HOW TO COMPLETE THIS TASK: Here the requirement is to repeat every record exactly, in full.

Data excerpts:
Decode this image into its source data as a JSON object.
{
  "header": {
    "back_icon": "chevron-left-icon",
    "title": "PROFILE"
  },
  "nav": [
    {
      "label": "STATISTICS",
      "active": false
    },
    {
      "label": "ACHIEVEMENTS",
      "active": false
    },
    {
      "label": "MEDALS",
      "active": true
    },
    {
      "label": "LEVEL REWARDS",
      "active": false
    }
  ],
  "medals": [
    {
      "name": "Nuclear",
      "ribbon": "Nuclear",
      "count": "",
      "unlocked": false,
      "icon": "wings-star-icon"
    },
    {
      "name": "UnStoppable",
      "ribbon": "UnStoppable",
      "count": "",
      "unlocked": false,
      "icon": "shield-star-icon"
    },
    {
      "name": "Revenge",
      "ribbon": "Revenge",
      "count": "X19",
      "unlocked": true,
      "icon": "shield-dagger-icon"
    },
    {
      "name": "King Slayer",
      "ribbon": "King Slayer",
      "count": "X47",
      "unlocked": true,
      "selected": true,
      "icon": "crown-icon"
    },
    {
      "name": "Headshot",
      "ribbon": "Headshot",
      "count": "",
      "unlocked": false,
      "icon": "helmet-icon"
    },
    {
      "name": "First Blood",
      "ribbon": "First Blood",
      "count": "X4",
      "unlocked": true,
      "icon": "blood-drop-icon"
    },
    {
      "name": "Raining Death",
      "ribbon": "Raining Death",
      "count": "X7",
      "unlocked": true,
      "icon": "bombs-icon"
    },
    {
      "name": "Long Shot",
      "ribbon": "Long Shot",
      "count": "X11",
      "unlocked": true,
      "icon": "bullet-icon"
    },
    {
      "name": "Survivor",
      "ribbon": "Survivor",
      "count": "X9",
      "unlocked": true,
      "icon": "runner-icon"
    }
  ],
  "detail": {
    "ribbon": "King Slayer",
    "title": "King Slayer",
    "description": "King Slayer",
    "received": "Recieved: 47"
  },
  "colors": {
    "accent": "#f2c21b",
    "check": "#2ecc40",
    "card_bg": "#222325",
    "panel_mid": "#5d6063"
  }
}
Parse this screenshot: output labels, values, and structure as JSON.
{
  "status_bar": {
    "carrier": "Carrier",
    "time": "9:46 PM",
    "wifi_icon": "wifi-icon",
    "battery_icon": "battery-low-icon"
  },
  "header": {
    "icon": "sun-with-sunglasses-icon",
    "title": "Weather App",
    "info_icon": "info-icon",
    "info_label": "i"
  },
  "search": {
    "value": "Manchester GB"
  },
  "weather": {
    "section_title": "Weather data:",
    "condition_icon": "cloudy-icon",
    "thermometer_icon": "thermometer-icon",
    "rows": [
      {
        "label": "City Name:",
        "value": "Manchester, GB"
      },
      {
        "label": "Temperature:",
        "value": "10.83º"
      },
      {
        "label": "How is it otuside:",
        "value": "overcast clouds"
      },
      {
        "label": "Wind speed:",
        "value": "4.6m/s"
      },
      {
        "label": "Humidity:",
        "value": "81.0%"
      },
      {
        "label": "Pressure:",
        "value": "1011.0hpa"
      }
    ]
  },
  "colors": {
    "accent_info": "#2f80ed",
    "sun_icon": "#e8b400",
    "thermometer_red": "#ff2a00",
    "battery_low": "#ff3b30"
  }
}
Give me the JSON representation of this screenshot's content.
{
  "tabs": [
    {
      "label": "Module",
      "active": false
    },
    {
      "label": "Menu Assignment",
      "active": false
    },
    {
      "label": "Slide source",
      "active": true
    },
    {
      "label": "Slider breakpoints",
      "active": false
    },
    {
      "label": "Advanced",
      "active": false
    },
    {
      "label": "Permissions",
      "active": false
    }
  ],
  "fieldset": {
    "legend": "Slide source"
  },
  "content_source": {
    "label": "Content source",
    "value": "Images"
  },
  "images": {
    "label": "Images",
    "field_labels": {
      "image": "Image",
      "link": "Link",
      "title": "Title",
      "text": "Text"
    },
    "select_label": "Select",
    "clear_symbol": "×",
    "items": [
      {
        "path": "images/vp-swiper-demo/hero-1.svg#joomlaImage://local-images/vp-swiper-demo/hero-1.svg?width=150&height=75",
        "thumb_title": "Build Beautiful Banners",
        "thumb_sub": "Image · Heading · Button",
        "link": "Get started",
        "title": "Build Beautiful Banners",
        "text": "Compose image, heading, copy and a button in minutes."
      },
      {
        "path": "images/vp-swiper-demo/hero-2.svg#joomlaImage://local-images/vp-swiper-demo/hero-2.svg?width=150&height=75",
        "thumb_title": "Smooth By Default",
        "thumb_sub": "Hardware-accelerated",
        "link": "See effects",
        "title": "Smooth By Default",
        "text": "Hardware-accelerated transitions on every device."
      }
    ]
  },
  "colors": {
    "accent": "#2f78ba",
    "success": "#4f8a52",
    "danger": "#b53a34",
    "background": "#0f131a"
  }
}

SOLUTION:
Decode this image into its source data as a JSON object.
{
  "header": {
    "back_icon": "chevron-left-icon",
    "title": "PROFILE"
  },
  "nav": [
    {
      "label": "STATISTICS",
      "active": false
    },
    {
      "label": "ACHIEVEMENTS",
      "active": false
    },
    {
      "label": "MEDALS",
      "active": true
    },
    {
      "label": "LEVEL REWARDS",
      "active": false
    }
  ],
  "medals": [
    {
      "name": "Nuclear",
      "ribbon": "Nuclear",
      "count": "",
      "unlocked": false,
      "icon": "wings-star-icon"
    },
    {
      "name": "UnStoppable",
      "ribbon": "UnStoppable",
      "count": "",
      "unlocked": false,
      "icon": "shield-star-icon"
    },
    {
      "name": "Revenge",
      "ribbon": "Revenge",
      "count": "X19",
      "unlocked": true,
      "icon": "shield-dagger-icon"
    },
    {
      "name": "King Slayer",
      "ribbon": "King Slayer",
      "count": "X47",
      "unlocked": true,
      "selected": true,
      "icon": "crown-icon"
    },
    {
      "name": "Headshot",
      "ribbon": "Headshot",
      "count": "",
      "unlocked": false,
      "icon": "helmet-icon"
    },
    {
      "name": "First Blood",
      "ribbon": "First Blood",
      "count": "X4",
      "unlocked": true,
      "icon": "blood-drop-icon"
    },
    {
      "name": "Raining Death",
      "ribbon": "Raining Death",
      "count": "X7",
      "unlocked": true,
      "icon": "bombs-icon"
    },
    {
      "name": "Long Shot",
      "ribbon": "Long Shot",
      "count": "X11",
      "unlocked": true,
      "icon": "bullet-icon"
    },
    {
      "name": "Survivor",
      "ribbon": "Survivor",
      "count": "X9",
      "unlocked": true,
      "icon": "runner-icon"
    }
  ],
  "detail": {
    "ribbon": "King Slayer",
    "title": "King Slayer",
    "description": "King Slayer",
    "received": "Recieved: 47"
  },
  "colors": {
    "accent": "#f2c21b",
    "check": "#2ecc40",
    "card_bg": "#222325",
    "panel_mid": "#5d6063"
  }
}
Parse this screenshot: output labels, values, and structure as JSON.
{
  "status_bar": {
    "carrier": "Carrier",
    "time": "9:46 PM",
    "wifi_icon": "wifi-icon",
    "battery_icon": "battery-low-icon"
  },
  "header": {
    "icon": "sun-with-sunglasses-icon",
    "title": "Weather App",
    "info_icon": "info-icon",
    "info_label": "i"
  },
  "search": {
    "value": "Manchester GB"
  },
  "weather": {
    "section_title": "Weather data:",
    "condition_icon": "cloudy-icon",
    "thermometer_icon": "thermometer-icon",
    "rows": [
      {
        "label": "City Name:",
        "value": "Manchester, GB"
      },
      {
        "label": "Temperature:",
        "value": "10.83º"
      },
      {
        "label": "How is it otuside:",
        "value": "overcast clouds"
      },
      {
        "label": "Wind speed:",
        "value": "4.6m/s"
      },
      {
        "label": "Humidity:",
        "value": "81.0%"
      },
      {
        "label": "Pressure:",
        "value": "1011.0hpa"
      }
    ]
  },
  "colors": {
    "accent_info": "#2f80ed",
    "sun_icon": "#e8b400",
    "thermometer_red": "#ff2a00",
    "battery_low": "#ff3b30"
  }
}
Give me the JSON representation of this screenshot's content.
{
  "tabs": [
    {
      "label": "Module",
      "active": false
    },
    {
      "label": "Menu Assignment",
      "active": false
    },
    {
      "label": "Slide source",
      "active": true
    },
    {
      "label": "Slider breakpoints",
      "active": false
    },
    {
      "label": "Advanced",
      "active": false
    },
    {
      "label": "Permissions",
      "active": false
    }
  ],
  "fieldset": {
    "legend": "Slide source"
  },
  "content_source": {
    "label": "Content source",
    "value": "Images"
  },
  "images": {
    "label": "Images",
    "field_labels": {
      "image": "Image",
      "link": "Link",
      "title": "Title",
      "text": "Text"
    },
    "select_label": "Select",
    "clear_symbol": "×",
    "items": [
      {
        "path": "images/vp-swiper-demo/hero-1.svg#joomlaImage://local-images/vp-swiper-demo/hero-1.svg?width=150&height=75",
        "thumb_title": "Build Beautiful Banners",
        "thumb_sub": "Image · Heading · Button",
        "link": "Get started",
        "title": "Build Beautiful Banners",
        "text": "Compose image, heading, copy and a button in minutes."
      },
      {
        "path": "images/vp-swiper-demo/hero-2.svg#joomlaImage://local-images/vp-swiper-demo/hero-2.svg?width=150&height=75",
        "thumb_title": "Smooth By Default",
        "thumb_sub": "Hardware-accelerated",
        "link": "See effects",
        "title": "Smooth By Default",
        "text": "Hardware-accelerated transitions on every device."
      }
    ]
  },
  "colors": {
    "accent": "#2f78ba",
    "success": "#4f8a52",
    "danger": "#b53a34",
    "background": "#0f131a"
  }
}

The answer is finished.